** About this task **
Search the material below for the word "title". Copy every line where it is found.

** Exercise inputs **
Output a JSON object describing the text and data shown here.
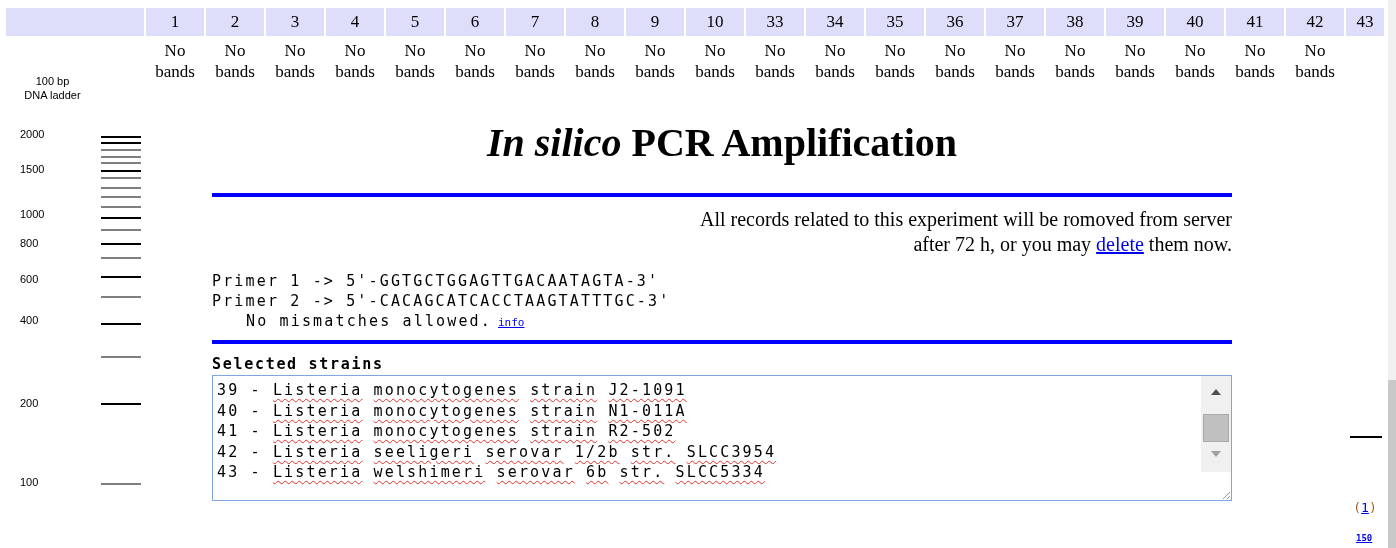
{
  "lanes": [
    {
      "number": "1",
      "kind": "empty",
      "result": [
        "No",
        "bands"
      ]
    },
    {
      "number": "2",
      "kind": "empty",
      "result": [
        "No",
        "bands"
      ]
    },
    {
      "number": "3",
      "kind": "empty",
      "result": [
        "No",
        "bands"
      ]
    },
    {
      "number": "4",
      "kind": "empty",
      "result": [
        "No",
        "bands"
      ]
    },
    {
      "number": "5",
      "kind": "empty",
      "result": [
        "No",
        "bands"
      ]
    },
    {
      "number": "6",
      "kind": "empty",
      "result": [
        "No",
        "bands"
      ]
    },
    {
      "number": "7",
      "kind": "empty",
      "result": [
        "No",
        "bands"
      ]
    },
    {
      "number": "8",
      "kind": "empty",
      "result": [
        "No",
        "bands"
      ]
    },
    {
      "number": "9",
      "kind": "empty",
      "result": [
        "No",
        "bands"
      ]
    },
    {
      "number": "10",
      "kind": "empty",
      "result": [
        "No",
        "bands"
      ]
    },
    {
      "number": "33",
      "kind": "empty",
      "result": [
        "No",
        "bands"
      ]
    },
    {
      "number": "34",
      "kind": "empty",
      "result": [
        "No",
        "bands"
      ]
    },
    {
      "number": "35",
      "kind": "empty",
      "result": [
        "No",
        "bands"
      ]
    },
    {
      "number": "36",
      "kind": "empty",
      "result": [
        "No",
        "bands"
      ]
    },
    {
      "number": "37",
      "kind": "empty",
      "result": [
        "No",
        "bands"
      ]
    },
    {
      "number": "38",
      "kind": "empty",
      "result": [
        "No",
        "bands"
      ]
    },
    {
      "number": "39",
      "kind": "empty",
      "result": [
        "No",
        "bands"
      ]
    },
    {
      "number": "40",
      "kind": "empty",
      "result": [
        "No",
        "bands"
      ]
    },
    {
      "number": "41",
      "kind": "empty",
      "result": [
        "No",
        "bands"
      ]
    },
    {
      "number": "42",
      "kind": "empty",
      "result": [
        "No",
        "bands"
      ]
    },
    {
      "number": "43",
      "kind": "band",
      "count_open": "(",
      "count_link": "1",
      "count_close": ")",
      "size_link": "150"
    }
  ],
  "ladder": {
    "title": [
      "100 bp",
      "DNA ladder"
    ],
    "labels": [
      "2000",
      "1500",
      "1000",
      "800",
      "600",
      "400",
      "200",
      "100"
    ]
  },
  "main": {
    "title": "*In silico* PCR Amplification",
    "notice": {
      "line_1": "All records related to this experiment will be romoved from server",
      "before_link": "after 72 h, or you may",
      "link": "delete",
      "after_link": "them now."
    },
    "primers": [
      "Primer 1 -> 5'-GGTGCTGGAGTTGACAATAGTA-3'",
      "Primer 2 -> 5'-CACAGCATCACCTAAGTATTTGC-3'"
    ],
    "mismatch": {
      "text": "No mismatches allowed.",
      "link": "info"
    },
    "strains_label": "Selected strains",
    "strains": [
      "39 - Listeria monocytogenes strain J2-1091",
      "40 - Listeria monocytogenes strain N1-011A",
      "41 - Listeria monocytogenes strain R2-502",
      "42 - Listeria seeligeri serovar 1/2b str. SLCC3954",
      "43 - Listeria welshimeri serovar 6b str. SLCC5334"
    ]
  }
}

** Result **
    "title": [
    "title": "*In silico* PCR Amplification",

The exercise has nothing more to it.